You can only have a conversation if you’re not afraid to be wrong. Otherwise, you’re not conversing, you’re just declaiming, speechifying, or reading what’s on the PowerPoints. To converse, you have to be willing to be wrong in front of another person.

Conversations occur only between equals. The time your boss’s boss asked you at a meeting about your project’s deadline was not a conversation. The time you sat with your boss’s boss for an hour in the Polynesian-themed bar while on a business trip and you really talked, got past the corporate bullshit, told each other the truth about the dangers ahead, and ended up talking about your kids — that maybe was a conversation.

Conversations subvert hierarchy. Hyperlinks subvert hierarchy. Being a human being among others subverts hierarchy.

The Cluetrain


The Internet is enabling conversations among human beings that were simply not possible in the era of mass media.

When the Cluetrain came out in 1999 and shaped what was to be the foundation of the Social Webs, mass media was still grappling with this “new thing.” They either wanted to own it, control it or exploit it.

Those of us who have been online since the beginning saw the trends; the ISPs who thought they could be “vapor-malls;” the magazine publishers who thought they could automatically jump to digital versions and make a killing; the direct marketers who thought this was a perfect DM channel especially for SPAM and the newspapers looking at a way to fight dwindling circulation and fight broadcast.

Digital is unlike anything we saw before and marketers who are not  digitally savvy engaged in what Michael Strangelove coined as “Shovelware.”  (Taking all their shit and shoveling it online.) The existing modalities for marketers cannot simply be transposed to digital. At least not easily. You have to strategize for online and rejig your business.

What online allows is for us to connect one-to-one like never before.

You at one end and me at the other. And, anything that gets in the way diminishes and devalues that connection.

Mass media unfortunately, has tried to take over the digital world.  On  SM sites, the celebs from the entertainment world have truly lessened the value of the Social Web and the value of their personal Brands. If you look at a Jon Stewart, or Bill Maher or other TV personalities on SM they have teams of people that post tidbits and tens, if not hundreds of thousands of people (sheep) flock and retweet and “like” and comment on this banality. It is no more real than “Real Housewives.”  It certainly is not what the online world is meant to be.

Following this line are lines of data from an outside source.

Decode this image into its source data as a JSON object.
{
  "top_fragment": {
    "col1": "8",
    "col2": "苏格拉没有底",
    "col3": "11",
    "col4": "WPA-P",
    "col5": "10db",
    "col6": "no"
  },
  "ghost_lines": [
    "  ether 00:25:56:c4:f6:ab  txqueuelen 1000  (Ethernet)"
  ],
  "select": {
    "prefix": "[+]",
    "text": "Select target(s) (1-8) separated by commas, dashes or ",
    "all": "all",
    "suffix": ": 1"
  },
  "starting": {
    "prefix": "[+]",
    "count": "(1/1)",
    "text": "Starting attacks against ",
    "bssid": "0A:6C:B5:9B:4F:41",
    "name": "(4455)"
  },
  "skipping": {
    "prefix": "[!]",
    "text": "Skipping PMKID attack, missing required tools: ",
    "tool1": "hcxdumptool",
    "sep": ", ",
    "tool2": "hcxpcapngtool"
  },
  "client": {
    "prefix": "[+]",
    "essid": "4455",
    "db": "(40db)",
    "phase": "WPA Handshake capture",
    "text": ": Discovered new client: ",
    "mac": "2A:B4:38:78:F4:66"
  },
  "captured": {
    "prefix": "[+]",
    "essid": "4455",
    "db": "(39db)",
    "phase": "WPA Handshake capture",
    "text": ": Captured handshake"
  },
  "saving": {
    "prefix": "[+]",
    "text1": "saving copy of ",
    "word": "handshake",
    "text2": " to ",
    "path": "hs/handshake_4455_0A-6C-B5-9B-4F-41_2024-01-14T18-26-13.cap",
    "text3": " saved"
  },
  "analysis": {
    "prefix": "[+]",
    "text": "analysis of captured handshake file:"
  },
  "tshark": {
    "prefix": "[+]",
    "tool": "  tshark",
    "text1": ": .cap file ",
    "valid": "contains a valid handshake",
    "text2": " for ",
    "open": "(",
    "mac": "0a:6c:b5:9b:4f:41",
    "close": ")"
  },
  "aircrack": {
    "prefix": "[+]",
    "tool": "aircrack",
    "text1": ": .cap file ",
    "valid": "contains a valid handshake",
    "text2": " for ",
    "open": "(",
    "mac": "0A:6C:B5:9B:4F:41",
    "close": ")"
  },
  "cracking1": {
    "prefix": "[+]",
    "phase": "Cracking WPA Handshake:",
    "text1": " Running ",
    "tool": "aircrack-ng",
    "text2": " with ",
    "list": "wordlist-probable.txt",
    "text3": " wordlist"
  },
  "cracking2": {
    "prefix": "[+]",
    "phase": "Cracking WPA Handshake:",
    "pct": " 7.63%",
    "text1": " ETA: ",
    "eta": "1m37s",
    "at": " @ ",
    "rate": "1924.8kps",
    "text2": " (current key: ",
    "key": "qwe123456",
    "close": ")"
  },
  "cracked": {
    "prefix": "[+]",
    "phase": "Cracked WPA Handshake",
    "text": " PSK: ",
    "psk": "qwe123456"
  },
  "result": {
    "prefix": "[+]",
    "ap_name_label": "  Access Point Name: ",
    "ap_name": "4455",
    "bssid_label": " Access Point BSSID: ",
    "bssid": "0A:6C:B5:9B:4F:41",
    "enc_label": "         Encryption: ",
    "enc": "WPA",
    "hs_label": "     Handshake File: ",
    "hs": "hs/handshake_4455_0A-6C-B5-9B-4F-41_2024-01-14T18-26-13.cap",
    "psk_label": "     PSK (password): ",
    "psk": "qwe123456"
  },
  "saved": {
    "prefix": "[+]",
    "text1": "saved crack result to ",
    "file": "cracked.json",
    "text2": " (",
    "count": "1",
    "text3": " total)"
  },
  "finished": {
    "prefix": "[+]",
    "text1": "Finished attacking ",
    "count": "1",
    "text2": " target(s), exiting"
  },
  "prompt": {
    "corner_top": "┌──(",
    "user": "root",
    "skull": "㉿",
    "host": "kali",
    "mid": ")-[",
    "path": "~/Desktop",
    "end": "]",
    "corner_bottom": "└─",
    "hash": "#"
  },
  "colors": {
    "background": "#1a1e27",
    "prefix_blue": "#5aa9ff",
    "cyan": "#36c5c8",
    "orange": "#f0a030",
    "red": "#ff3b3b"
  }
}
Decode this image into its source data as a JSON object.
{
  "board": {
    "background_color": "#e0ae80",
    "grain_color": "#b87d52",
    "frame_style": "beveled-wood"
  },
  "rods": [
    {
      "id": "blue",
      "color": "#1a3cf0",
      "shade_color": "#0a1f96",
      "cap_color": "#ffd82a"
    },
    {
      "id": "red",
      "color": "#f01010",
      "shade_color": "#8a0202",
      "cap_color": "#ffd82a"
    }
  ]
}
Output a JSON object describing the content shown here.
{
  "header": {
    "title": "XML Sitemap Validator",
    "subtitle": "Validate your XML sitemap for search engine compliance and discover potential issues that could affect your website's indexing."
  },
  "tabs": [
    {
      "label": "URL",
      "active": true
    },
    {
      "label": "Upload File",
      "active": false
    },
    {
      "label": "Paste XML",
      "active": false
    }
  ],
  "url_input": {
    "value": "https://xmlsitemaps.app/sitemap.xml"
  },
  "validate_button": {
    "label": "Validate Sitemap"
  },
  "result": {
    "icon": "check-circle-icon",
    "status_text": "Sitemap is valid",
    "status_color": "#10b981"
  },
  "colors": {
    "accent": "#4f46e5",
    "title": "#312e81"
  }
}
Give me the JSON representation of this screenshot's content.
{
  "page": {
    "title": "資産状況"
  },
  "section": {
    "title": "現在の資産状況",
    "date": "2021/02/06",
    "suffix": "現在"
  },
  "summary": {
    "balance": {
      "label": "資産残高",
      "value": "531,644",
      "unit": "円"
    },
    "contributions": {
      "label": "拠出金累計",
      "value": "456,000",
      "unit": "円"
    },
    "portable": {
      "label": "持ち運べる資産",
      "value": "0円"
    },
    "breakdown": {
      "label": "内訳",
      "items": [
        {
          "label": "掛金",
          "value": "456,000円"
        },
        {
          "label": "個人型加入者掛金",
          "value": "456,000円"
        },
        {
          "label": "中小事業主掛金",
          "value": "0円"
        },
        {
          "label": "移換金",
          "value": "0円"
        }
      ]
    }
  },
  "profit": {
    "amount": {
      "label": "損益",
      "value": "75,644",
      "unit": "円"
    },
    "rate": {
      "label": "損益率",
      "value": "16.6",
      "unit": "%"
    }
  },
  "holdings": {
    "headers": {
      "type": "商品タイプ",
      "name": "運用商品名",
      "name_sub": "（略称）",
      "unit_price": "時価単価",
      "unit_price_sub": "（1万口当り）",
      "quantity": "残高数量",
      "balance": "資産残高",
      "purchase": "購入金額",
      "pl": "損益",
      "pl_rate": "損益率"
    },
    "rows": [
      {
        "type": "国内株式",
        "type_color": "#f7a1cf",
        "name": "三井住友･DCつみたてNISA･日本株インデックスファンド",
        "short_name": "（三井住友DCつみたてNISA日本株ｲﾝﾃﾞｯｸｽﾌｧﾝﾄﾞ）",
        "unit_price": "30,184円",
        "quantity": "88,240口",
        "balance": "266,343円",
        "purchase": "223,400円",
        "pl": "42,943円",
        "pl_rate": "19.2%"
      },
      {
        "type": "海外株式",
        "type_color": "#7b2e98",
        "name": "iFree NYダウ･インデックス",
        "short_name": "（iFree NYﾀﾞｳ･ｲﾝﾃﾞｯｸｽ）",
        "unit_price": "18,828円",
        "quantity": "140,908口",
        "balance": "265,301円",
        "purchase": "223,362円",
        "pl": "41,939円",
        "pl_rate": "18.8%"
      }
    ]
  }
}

This leaves the Social Webs in the same state as mass media – except the laugh track is us laughing together at this side show.

We are supposed to engage, we are supposed to interact.oto

The Net and all things digital are for interactivity. The reason the digital age works is that it is not facile, nor static. If a company still insists on putting a brochure online that says volumes on that company’s strategy. We are connecting faster than companies.

I love this quote from the Cluetrain:

Most corporations, on the other hand, only know how to talk in the soothing, humorless monotone of the mission statement, marketing brochure, and your-call-is-important-to-us busy signal. Same old tone, same old lies. No wonder networked markets have no respect for companies unable or unwilling to speak as they do.

But learning to speak in a human voice is not some trick, nor will corporations convince us they are human with lip service about “listening to customers.” They will only sound human when they empower real human beings to speak on their behalf.

I personally believe we do not have to change the corporations. We merely have to change ourselves.

From Rick Levine:

Authenticity, honesty, and personal voice underlie much of what ís successful on the Web.